Homstvedt been doing these 'Remnant Paintings" parallel to his other work in a daily studio practice for years now. Depositing paint onto (usually) small canvas panels, these start with thick painterly smears. Layer upon layer, the oils used here are taken from other paintings. In this way the "Remnant Paintings" contain a history of his painterly efforts.
Gradually, these panels take shape as each layer is allowed to dry for months and years. Erasing and adding. Layer upon layer, the left-over material are shaped, organically, into new paintings. In the final form exhibited, these panels reveal a stratified palimpsest hinting at its memory of production as well as edited imagery.
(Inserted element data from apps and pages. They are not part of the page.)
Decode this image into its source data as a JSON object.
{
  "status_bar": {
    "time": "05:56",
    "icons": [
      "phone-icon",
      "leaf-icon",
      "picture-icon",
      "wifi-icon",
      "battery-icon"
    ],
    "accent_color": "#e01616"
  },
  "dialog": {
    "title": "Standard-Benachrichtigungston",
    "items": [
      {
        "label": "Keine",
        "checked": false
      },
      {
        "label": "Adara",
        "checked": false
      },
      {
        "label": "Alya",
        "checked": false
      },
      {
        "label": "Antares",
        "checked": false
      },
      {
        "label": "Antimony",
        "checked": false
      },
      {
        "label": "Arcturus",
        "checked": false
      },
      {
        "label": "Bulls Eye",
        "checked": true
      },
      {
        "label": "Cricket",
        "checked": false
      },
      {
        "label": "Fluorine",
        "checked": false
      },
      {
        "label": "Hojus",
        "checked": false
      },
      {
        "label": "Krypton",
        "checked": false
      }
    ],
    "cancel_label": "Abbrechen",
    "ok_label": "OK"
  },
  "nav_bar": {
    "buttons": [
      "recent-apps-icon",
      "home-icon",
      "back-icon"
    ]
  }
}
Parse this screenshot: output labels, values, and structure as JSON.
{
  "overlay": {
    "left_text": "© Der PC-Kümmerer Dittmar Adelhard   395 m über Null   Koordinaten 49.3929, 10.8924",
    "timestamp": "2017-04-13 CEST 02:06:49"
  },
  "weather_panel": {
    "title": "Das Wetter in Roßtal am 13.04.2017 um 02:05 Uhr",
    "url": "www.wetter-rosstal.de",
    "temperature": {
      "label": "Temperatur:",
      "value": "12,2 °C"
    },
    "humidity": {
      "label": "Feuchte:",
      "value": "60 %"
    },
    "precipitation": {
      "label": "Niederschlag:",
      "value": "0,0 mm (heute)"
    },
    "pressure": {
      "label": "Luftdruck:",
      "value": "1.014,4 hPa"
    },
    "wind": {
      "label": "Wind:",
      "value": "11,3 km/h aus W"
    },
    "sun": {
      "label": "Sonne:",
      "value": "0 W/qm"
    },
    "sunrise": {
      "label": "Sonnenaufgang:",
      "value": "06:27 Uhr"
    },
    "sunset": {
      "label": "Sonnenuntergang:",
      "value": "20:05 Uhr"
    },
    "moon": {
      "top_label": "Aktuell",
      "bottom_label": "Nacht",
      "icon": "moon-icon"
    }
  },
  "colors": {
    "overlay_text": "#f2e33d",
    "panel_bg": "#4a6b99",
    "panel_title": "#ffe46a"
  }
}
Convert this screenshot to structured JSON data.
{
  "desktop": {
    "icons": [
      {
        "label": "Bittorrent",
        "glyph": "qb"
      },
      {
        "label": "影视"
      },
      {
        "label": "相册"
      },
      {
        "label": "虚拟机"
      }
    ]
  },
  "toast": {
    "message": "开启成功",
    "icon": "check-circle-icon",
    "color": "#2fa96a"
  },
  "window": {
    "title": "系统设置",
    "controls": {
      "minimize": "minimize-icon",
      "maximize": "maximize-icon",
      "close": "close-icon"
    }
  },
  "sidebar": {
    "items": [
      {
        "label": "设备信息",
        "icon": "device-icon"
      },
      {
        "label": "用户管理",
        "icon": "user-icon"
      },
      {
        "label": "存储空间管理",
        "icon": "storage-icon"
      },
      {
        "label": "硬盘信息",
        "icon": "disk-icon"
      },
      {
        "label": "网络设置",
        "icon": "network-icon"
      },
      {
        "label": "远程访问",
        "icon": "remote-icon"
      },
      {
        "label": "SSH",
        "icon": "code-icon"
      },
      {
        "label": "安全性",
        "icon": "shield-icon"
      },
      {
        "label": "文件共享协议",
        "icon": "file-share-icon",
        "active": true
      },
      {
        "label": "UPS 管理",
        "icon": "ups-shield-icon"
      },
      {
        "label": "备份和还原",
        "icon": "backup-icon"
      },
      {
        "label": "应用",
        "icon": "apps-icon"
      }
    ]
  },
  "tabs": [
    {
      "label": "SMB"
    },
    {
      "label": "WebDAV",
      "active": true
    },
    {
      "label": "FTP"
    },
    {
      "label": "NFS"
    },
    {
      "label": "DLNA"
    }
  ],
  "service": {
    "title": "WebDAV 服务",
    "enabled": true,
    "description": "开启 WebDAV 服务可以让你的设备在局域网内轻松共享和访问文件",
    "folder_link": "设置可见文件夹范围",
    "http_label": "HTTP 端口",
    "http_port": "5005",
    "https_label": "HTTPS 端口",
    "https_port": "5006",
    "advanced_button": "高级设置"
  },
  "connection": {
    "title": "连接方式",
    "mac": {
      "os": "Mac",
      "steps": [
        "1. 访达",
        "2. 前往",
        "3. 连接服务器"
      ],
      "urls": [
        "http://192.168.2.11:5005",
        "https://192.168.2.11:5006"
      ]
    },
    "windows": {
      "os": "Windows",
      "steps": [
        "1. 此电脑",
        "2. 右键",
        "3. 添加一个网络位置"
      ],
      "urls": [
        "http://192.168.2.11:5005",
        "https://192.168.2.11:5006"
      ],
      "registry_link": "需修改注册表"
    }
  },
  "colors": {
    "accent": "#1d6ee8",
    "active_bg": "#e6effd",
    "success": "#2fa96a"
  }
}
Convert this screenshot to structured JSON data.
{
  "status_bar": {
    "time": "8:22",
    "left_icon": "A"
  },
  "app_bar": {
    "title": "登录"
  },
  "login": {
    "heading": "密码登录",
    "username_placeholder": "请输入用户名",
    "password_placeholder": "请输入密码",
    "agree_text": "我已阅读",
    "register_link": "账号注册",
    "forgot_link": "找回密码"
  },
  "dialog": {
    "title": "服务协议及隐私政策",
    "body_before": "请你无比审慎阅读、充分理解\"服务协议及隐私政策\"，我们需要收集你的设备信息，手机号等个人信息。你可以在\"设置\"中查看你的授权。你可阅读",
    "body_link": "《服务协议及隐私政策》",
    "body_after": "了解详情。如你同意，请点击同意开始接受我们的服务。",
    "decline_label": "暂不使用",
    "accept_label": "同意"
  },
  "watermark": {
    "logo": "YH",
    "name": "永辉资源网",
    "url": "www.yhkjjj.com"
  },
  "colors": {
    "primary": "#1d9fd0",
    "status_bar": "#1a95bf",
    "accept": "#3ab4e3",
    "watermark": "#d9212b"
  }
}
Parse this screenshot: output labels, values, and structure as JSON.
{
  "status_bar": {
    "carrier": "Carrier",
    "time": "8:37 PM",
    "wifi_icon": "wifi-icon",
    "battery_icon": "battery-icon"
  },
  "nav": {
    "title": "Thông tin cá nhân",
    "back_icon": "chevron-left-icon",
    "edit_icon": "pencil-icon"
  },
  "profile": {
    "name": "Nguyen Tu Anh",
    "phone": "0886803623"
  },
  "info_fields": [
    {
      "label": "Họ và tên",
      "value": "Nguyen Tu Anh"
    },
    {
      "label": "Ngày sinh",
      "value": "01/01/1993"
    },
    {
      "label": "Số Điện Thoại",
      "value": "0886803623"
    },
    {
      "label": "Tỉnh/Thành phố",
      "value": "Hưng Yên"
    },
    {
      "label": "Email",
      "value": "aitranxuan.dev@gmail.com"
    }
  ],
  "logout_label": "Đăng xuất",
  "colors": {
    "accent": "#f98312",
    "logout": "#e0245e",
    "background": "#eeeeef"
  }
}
Painting upon paintings.
About Håvard Homstvedt
Though representational, Håvard Homstvedt’s paintings and sculptures draw particular attention to texture and surface through the use of textile-inspired patterns. “I like textures and the feel of handicrafts—the imprint, or weave, if you can put it this way,” he has said. “Often a kind of textile texture is present.” From Homstvedt’s patterns, illusionistic yet ambiguous spaces and scenes emerge. In Wall (2006), a strange creature moves through a universe of stripes; in Tarp (2005), figures composed from various patterns—lace, crinkly gold, muted stripes—struggle under the weight of a coffin.
Norwegian, b. 1976, based in New York & Paris